I just finished posting my late Paths and Walkways story. Whew! That should get me up to speed with the rest of you guys. Thanks for the link.
Frances

I’ll add you to the end-of-November wrap-up, Frances, and leave a direct link here as well, so it doesn’t get missed. Thanks!
-Nan

healingmagichands December 9, 2007, 11:25 am

This is such a great resource! Thank you for including me in your links. I hope that my experience can help inspire someone else.

I look forward to the next topic; I have a lot of development of this garden left to do and hopefully there will be some inspirational things for me coming up.

Inspiration is what it’s all about! I really look forward to seeing how your stroll garden develops.
-Nan

Heirloom Gardener December 15, 2007, 12:30 pm

This workshop was so inspiring. Paths really do add so much to a garden and these posts gave me ideas about how I can improve my own.

My most ambitious path project to date has been the brick path I laid as the central hardscaping focus of my Rose Garden:

http://heirloomgardener.blogspot.com/2007/12/creating-rose-garden.html

Excellent! I’ll add a link and summary above with the others. Many thanks.
-Nan

Heirloom Gardener January 20, 2008, 7:26 pm

Nan,

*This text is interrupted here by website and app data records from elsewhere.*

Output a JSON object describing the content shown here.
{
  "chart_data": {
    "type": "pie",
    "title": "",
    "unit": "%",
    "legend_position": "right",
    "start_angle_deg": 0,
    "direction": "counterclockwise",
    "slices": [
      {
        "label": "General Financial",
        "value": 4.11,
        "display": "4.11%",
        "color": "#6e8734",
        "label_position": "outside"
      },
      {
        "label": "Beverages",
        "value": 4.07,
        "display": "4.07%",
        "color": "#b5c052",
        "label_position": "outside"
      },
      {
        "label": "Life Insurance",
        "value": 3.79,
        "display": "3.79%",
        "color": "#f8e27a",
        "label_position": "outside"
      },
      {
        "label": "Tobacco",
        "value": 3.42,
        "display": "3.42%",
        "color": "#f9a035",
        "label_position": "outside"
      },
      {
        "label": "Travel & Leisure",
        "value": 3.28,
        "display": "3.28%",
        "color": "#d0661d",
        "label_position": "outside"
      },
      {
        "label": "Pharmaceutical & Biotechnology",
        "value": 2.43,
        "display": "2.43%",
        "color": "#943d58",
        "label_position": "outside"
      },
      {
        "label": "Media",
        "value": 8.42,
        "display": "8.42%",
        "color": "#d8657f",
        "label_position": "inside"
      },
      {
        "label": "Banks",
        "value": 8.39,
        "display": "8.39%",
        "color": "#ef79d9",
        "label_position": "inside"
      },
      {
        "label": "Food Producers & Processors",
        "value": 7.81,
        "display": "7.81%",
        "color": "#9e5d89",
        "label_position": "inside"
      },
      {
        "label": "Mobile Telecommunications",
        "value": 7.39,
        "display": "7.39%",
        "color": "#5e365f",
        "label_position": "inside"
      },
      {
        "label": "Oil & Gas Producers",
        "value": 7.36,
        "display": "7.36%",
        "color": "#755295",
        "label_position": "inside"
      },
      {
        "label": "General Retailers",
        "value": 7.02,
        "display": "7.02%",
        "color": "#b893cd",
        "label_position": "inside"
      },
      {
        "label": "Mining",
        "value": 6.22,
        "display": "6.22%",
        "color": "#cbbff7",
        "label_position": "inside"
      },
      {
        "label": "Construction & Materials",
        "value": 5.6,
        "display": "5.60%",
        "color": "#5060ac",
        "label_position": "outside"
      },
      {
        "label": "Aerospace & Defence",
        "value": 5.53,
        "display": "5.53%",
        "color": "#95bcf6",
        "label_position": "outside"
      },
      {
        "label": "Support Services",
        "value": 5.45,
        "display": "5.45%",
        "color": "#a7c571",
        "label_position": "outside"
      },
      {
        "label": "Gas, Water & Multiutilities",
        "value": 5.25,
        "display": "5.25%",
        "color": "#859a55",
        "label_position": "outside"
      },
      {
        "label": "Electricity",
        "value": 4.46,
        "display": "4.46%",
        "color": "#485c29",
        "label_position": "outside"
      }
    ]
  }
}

Inspired by Gardening Gone Wild, I’m plotting my new paths for next year. Here’s a post about the path makeover I did in my Egg Garden where I both widened the path and replaced terra cotta stepping stones with pebbles:

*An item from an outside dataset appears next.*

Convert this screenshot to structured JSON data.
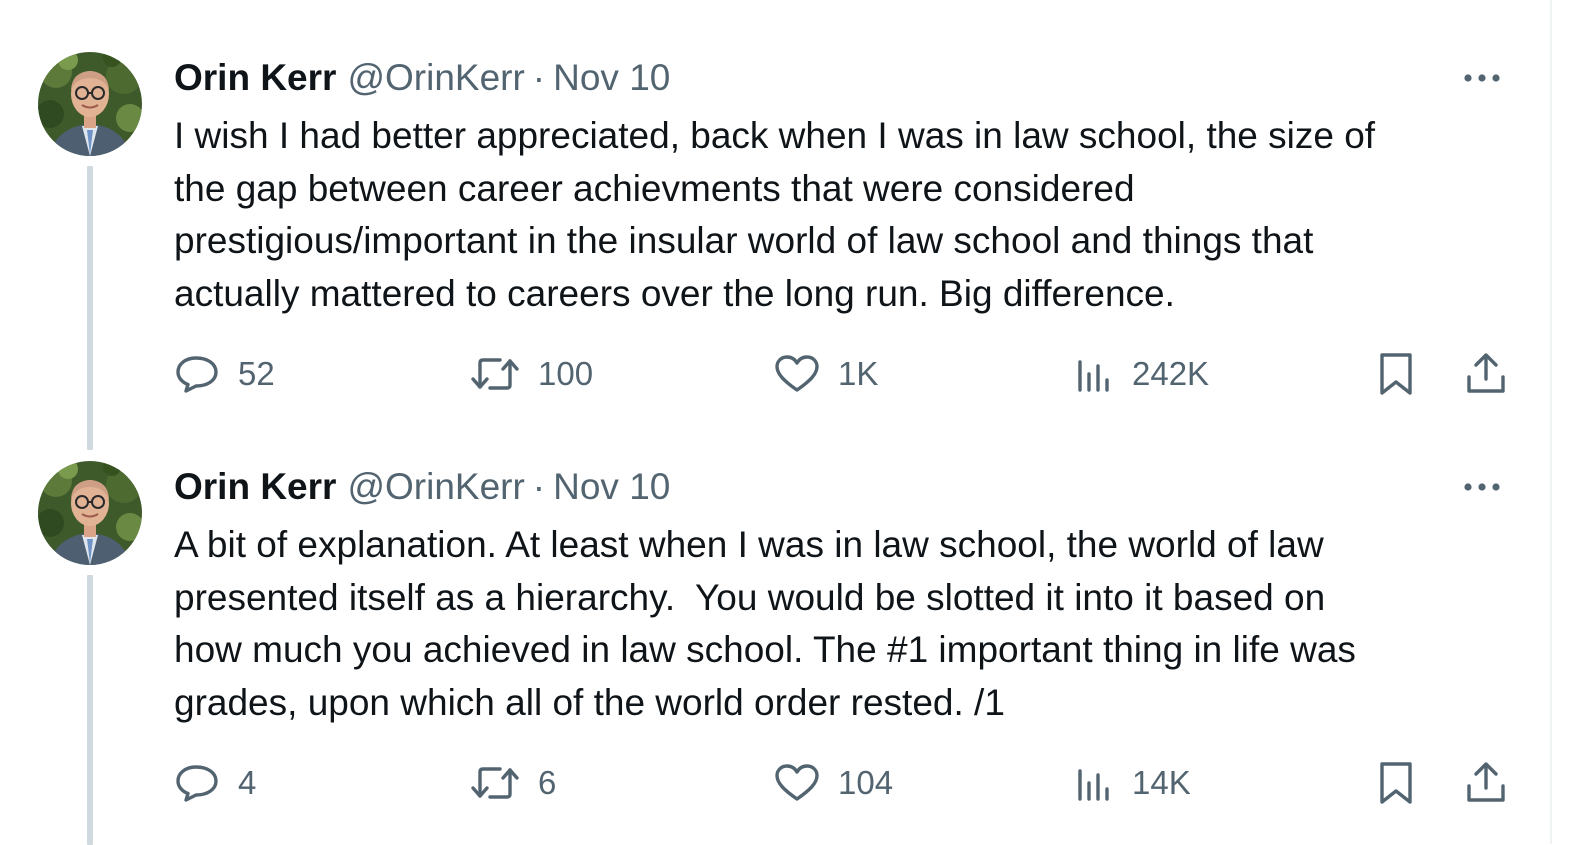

http://heirloomgardener.blogspot.com/2008/01/egg-garden-path-makeover-replacing.html

-Heirloom Gardener

Thanks for letting me know. I’ll add your link to the main post!
-Nan

David March 5, 2009, 3:18 pm

Here is the link to a recent post on my blog:
http://montanawildlifegardener.blogspot.com/2009/02/avoid-straight-lines-simple-design-tip.html

Excellent, David – thanks for the link!
-Nan

healingmagichands June 15, 2009, 7:56 pm

I have to admit when I posted for this workshop I was pretty proud of what I had accomplished in the way of a flagstone path and a scree/rock garden. You just have to come and visit my Garden Bloggers Bloom Day post this month and check out the flagstone path now that the thyme has filled in . I thought it would be nice, but I am continually amazed every time I go out there how amazing it has turned out to be.

http://healingmagichands.wordpress.com/2009/06/15/garden-bloggers-bloom-day-june-15-2009/

Come to think of it, it has some stuff that is tied in to this month’s garden workshop too.

Thanks for adding your link – how inspirational!
-Nan